  • grumpy oul man

    so the DUP never said they wanted to ban Homosexuality! so if someone thinks that something is a self inflicted sin, greater than virtually any other sin, a abomination and a sinful act, and a member of that party wants it made illegal and the Party leader only comment on this is “I would expect the law to be followed” you doubt they want it made illegal.
    if that’s not proof enough for you, then its obvious that you simply refuse to see what is in front of you.

  • grumpy oul man

    are you suggesting somebody gets a weapon.

  • grumpy oul man

    yes and thankfully many happy couples are in same sex Gay marriage’s in the sense you use the word (as well as the rest of the world use’ of it as well)
    and with a lower divorce rate that all those cheating Heterosexuals.
    so lets catch up with the republic, have a referendum and lets see if the Public agree with you!
    thankfully the oppression of religious fundamentalists who oppose equality is on the wane and i believe that the vast majority are fed up with the homophobic nonsense they preaching class sprout.

  • Marcus Orr

    “so the DUP never said they wanted to ban Homosexuality!”
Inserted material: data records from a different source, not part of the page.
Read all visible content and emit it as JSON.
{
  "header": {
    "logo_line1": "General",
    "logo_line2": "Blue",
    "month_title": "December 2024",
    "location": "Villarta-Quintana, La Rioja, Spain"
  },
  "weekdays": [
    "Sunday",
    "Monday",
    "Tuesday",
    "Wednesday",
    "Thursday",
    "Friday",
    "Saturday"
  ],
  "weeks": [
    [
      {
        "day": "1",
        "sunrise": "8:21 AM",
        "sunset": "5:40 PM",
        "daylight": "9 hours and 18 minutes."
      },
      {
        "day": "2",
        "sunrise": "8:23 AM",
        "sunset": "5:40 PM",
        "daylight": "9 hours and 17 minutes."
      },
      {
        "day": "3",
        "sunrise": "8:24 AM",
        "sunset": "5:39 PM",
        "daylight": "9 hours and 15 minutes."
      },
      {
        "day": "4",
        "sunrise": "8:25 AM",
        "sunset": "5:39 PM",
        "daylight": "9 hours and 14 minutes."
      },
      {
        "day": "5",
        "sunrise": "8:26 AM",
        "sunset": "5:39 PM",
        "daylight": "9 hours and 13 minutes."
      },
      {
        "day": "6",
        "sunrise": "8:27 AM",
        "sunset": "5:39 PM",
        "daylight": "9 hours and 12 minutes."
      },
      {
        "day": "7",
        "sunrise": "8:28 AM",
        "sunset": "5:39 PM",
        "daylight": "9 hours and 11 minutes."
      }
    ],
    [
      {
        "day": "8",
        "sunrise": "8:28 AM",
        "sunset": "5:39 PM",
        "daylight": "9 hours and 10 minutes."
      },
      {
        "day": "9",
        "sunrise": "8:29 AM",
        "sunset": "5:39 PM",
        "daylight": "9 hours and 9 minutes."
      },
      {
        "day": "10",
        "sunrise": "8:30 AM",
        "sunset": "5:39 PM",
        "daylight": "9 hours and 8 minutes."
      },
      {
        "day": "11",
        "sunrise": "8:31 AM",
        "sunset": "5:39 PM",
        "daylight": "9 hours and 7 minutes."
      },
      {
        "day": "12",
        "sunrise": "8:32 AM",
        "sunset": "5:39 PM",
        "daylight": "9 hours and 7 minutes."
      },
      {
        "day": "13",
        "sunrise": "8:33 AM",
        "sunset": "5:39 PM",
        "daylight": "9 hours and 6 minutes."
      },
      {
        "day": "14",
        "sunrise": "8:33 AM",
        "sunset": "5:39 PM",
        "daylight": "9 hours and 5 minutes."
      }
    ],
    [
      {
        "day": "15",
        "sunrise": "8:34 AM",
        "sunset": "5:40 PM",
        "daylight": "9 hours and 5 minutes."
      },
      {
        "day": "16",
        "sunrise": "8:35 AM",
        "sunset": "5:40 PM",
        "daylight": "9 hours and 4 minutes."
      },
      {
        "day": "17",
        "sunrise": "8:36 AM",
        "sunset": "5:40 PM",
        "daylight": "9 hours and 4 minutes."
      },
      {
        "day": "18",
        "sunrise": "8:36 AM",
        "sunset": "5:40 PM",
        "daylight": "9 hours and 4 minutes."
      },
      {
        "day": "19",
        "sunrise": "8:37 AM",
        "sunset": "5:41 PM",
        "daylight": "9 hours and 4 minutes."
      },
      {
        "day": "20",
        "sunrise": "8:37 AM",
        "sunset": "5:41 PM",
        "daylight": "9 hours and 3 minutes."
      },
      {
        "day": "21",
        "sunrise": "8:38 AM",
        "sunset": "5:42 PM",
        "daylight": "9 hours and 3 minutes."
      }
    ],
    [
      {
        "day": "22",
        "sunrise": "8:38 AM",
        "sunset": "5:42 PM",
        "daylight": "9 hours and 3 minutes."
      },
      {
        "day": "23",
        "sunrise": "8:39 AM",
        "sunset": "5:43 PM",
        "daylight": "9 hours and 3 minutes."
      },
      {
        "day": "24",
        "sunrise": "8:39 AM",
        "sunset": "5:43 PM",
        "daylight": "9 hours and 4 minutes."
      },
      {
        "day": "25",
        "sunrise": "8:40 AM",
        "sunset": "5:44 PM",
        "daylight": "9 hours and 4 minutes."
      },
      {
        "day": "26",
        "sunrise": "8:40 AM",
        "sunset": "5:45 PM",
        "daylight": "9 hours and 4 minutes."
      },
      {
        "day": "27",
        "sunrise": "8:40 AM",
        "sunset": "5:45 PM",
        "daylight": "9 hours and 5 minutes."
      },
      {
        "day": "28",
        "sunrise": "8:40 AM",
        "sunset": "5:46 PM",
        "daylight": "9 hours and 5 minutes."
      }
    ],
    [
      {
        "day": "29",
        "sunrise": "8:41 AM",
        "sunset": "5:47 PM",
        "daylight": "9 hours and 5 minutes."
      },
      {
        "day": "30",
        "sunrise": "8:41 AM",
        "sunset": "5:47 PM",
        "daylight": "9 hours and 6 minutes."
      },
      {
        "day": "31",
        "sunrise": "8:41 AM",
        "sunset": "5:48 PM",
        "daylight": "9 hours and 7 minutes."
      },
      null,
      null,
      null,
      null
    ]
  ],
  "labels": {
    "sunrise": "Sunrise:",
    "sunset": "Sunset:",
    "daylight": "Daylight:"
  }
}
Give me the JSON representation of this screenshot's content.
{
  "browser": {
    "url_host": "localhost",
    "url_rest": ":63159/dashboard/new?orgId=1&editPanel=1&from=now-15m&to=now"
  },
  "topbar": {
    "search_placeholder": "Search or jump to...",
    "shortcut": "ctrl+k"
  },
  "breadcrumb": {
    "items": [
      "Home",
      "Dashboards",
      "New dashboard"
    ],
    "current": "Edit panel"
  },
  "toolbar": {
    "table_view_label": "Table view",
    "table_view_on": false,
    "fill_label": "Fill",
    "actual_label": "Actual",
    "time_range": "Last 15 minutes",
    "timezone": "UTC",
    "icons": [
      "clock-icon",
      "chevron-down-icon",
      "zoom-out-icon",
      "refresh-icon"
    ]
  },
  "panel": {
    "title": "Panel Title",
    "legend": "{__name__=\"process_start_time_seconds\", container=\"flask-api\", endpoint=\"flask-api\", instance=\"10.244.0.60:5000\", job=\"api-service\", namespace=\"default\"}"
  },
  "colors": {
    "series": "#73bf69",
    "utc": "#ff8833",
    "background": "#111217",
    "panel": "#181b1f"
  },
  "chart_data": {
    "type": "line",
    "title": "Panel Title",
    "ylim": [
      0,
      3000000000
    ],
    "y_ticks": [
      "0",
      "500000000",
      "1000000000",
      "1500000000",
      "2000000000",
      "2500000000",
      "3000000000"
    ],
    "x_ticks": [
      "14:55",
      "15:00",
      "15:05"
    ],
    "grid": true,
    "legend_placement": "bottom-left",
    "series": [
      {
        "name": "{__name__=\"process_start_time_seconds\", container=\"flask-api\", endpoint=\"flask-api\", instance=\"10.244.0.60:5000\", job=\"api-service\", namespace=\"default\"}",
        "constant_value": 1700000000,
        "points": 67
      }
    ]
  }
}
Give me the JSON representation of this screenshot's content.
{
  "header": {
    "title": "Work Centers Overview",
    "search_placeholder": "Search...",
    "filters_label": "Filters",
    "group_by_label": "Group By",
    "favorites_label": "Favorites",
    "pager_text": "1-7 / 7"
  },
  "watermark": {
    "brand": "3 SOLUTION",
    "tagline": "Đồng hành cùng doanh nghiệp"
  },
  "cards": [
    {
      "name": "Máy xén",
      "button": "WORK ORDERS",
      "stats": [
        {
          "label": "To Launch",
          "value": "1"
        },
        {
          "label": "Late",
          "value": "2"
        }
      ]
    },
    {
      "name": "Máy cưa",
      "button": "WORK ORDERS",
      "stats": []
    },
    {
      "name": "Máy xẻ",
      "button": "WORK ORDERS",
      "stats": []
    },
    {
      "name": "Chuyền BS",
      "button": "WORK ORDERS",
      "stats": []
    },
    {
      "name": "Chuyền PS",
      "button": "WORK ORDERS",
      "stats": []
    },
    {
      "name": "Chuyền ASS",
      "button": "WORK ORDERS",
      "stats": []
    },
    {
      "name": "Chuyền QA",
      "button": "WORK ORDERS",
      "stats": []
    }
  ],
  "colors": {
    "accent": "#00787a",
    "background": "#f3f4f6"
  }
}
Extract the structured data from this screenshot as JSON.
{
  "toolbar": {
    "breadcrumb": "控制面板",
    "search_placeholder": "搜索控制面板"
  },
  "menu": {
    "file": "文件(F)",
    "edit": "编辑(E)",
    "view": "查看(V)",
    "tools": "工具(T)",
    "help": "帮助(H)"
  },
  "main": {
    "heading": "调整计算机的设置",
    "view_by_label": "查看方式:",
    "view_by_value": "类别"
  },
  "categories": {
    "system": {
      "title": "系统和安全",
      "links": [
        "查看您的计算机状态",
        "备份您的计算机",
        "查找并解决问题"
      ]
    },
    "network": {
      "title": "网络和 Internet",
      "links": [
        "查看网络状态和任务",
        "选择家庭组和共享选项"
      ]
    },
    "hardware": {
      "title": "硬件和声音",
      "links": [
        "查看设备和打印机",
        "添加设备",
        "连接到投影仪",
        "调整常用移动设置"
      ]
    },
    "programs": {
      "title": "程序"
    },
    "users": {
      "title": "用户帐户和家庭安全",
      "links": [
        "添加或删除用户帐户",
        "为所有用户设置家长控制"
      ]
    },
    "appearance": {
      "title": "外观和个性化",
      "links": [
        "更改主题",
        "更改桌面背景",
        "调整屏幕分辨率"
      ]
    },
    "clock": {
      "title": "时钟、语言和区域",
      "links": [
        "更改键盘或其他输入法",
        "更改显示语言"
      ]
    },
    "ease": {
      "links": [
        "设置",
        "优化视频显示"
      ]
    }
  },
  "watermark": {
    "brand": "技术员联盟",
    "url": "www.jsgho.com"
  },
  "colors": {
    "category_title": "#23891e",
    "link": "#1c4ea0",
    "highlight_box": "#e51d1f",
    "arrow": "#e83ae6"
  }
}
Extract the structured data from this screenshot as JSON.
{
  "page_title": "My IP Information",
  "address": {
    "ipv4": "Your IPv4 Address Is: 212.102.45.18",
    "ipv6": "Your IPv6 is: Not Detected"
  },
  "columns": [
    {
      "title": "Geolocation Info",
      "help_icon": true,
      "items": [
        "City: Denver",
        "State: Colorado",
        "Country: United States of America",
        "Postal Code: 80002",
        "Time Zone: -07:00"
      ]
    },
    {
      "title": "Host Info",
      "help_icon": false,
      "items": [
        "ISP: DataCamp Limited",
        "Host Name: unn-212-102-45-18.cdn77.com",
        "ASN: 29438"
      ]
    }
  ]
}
    Thanks we’ve got that sorted out at last !
    Mr McClean never said anything about homosexuality being a greater sin than any other sin, or an abomination, that’s new stuff to me…
    If the party leader (Robinson) says I would expect the law to be followed, then what was the law exactly in 2015 (when these comments were made) ? Was homosexuality illegal in 2015 I wonder ? As far as I am aware homosexuality is legal in GB since 1967 and in Northern Ireland since 1982. Don’t you agree ?
    Therefore, in what sense can you say that if Robinson said “I would expect the law to be followed” that this is an endorsement of what that councillor said ? Strange….

  • grumpy oul man

    How will that work, you always on about conspiracy theories how the “leftie,global warmers,media, gay alliance is out to destroy your lot of godly wise elders.
    how will it work.
    how exactly will a church full with a reputation for homosexual rape of children in private be damaged by two people declaring there love in broad daylight in front of their friends and loved ones.
    it doesn’t seem very threatening to me.

  • grumpy oul man

    Dear Marcus, it reeks of desperation when you are reduced to quoting things out of context to prove a point.
    And again failure to read the link i posted or deliberately trying to muddy waters which is it.

  • Marcus Orr

    Then show me how I am quoting “out of context” please.

  • grumpy oul man

    I have tried several times, go and read it. i’m dealing with Patrick mac at the moment and one crazy right wing conspiracy theorist at a time.
    read the post or google DUP/homosexuality.

  • Marcus Orr

    “one crazy right wing conspiracy theorist at a time.”
    Less of the ad homemim attacks please. I have also read your link several times now. Where does Robinson support the DUP councillor’s claim that homosexuality should be made illegal ? I’ll wait for your response to this question.